However, if desired, there are plenty of values that can be configured. But for this guide, we're going to install prometheus-operator with the default configuration.

Upgrade helm, if necessary

This may not be required, but I'm going to put it here just in case. You may need to upgrade helm before installing.

helm init --upgrade

Install the prometheus-operator chart

helm install stable/prometheus-operator --namespace monitoring --name prometheus

In the command above, I've run the basic helm install command but also specified the name and the namespace. Otherwise, you'll get a random release name (something like old-camel or simple-cactus), and it will be installed in the default namespace.

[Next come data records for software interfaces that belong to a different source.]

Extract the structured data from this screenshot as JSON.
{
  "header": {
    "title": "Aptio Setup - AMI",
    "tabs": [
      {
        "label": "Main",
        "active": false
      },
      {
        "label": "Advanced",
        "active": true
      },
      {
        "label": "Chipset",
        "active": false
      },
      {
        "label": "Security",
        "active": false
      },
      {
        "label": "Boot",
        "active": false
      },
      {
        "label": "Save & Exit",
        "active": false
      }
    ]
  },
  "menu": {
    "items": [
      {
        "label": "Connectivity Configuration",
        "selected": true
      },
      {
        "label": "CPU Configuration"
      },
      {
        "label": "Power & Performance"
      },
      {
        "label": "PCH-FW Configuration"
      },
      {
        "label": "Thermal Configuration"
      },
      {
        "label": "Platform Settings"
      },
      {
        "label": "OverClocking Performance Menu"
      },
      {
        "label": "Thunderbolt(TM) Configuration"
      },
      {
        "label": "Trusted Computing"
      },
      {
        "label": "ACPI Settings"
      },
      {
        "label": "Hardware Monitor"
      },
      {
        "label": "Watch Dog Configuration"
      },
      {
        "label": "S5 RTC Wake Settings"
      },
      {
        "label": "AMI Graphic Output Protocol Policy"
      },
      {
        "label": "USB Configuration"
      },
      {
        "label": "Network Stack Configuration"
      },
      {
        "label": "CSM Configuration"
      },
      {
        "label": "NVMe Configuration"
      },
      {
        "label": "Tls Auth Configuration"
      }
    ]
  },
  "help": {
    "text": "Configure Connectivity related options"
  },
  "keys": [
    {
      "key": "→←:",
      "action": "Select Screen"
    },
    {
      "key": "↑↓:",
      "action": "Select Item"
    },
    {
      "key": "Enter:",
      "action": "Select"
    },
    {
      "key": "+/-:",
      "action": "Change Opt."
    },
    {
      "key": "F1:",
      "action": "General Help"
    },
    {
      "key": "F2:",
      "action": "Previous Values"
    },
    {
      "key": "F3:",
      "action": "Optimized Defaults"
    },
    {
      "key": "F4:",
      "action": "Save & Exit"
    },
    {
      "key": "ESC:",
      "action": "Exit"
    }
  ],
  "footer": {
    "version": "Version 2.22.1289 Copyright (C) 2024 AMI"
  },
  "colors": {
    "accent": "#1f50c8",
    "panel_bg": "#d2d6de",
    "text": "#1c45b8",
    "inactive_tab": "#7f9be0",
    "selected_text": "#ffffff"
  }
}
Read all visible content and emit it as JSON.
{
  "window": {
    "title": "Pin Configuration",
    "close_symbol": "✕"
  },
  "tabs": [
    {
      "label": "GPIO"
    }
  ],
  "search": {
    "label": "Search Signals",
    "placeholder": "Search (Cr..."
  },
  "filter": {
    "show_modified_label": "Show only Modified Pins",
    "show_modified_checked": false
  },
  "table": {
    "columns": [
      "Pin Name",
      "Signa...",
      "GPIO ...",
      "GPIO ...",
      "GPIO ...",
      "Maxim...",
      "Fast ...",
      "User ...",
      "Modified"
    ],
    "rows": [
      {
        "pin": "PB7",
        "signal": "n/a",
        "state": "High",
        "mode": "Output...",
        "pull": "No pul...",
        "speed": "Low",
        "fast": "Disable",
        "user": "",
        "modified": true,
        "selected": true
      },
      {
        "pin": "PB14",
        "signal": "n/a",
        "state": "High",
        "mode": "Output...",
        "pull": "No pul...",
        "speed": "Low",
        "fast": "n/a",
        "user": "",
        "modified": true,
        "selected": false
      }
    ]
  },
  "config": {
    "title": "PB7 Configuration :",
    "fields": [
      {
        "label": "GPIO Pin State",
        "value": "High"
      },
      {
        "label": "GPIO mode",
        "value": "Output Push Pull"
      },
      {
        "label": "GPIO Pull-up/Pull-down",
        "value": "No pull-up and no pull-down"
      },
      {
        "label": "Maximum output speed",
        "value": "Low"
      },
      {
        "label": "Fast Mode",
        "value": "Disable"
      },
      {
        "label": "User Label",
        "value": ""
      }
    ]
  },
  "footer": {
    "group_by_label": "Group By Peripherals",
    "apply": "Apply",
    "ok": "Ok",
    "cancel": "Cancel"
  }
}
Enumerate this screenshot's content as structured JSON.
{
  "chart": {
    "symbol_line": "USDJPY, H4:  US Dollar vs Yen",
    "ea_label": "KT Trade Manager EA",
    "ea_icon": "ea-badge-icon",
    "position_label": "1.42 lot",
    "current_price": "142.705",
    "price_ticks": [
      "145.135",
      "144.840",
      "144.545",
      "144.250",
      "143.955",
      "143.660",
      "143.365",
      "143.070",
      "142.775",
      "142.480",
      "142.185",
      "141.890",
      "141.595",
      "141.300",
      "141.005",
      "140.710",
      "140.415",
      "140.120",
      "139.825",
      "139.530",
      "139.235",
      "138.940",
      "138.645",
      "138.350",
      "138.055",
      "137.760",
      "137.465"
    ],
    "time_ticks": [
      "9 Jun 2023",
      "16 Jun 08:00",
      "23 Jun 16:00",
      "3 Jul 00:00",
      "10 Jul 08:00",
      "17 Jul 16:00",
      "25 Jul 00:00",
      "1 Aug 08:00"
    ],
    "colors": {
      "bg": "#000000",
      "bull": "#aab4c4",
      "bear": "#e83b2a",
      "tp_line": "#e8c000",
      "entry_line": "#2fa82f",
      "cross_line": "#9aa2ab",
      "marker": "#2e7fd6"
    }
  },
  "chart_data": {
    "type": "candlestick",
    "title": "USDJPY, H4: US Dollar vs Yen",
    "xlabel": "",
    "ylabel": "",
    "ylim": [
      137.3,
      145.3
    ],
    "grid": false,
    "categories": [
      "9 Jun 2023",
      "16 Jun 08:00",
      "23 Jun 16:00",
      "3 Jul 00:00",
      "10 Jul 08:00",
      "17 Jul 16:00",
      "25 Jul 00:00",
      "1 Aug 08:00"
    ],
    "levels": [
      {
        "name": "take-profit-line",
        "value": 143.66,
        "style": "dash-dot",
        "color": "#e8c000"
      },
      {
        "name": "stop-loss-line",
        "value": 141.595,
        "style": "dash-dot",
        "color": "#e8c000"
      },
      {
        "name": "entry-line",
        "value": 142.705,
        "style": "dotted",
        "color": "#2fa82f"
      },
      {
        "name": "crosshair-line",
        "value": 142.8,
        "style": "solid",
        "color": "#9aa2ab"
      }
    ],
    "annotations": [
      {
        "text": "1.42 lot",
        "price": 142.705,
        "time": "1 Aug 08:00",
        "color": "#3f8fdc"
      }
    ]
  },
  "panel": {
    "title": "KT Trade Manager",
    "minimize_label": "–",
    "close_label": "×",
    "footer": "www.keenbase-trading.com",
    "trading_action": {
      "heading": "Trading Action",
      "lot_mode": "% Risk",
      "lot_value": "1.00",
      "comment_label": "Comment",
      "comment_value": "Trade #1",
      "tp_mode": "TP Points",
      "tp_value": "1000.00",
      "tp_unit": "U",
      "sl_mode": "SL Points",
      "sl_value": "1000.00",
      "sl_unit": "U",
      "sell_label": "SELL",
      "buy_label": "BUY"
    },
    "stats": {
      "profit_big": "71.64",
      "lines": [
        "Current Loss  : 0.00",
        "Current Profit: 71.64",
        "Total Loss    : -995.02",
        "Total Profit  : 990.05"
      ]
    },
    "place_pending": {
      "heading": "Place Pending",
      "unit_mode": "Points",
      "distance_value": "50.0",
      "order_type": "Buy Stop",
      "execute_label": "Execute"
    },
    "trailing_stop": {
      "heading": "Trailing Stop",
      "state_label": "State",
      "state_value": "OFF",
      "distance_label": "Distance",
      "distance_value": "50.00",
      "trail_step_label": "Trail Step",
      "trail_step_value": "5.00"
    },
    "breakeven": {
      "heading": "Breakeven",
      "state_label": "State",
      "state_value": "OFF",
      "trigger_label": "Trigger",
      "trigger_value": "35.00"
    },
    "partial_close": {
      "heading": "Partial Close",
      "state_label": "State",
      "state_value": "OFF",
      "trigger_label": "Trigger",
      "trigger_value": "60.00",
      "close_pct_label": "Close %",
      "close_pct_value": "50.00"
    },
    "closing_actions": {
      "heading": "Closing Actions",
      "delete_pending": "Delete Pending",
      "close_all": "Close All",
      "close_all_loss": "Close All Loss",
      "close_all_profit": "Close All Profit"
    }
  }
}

You might be disappointed to hear, but that's it! You've installed Prometheus and Grafana in your k8s cluster. In subsequent steps, I'll provide a few more tips on getting logged in and set up.

Get the password

To log in to the Grafana dashboard, you need to grab the admin password:

kubectl get secret --namespace monitoring prometheus-grafana -o jsonpath="{.data.admin-password}" | base64 --decode ; echo

Forward port 80

This chart creates a grafana service running on port 80. I'm going to use this service to forward port 3000 on our local machine to one of the grafana pods.

k port-forward -n monitoring service/prometheus-grafana 3000:80

Log in at localhost:3000

Open a browser, and navigate to http://localhost:3000. There you can log in using:

Username Password
admin (the password you retrieved in the first part of this step)

Did you know Kubernetes is compatible with Superset? Check out this guide to install Apache Superset on a GKE Kubernetes Cluster.

Obviously we'd call this "Supernetes"
John John (304)
15 minutes

In this guide, I'm going to show you how to install Apache Superset in your Kubernetes cluster (on GKE).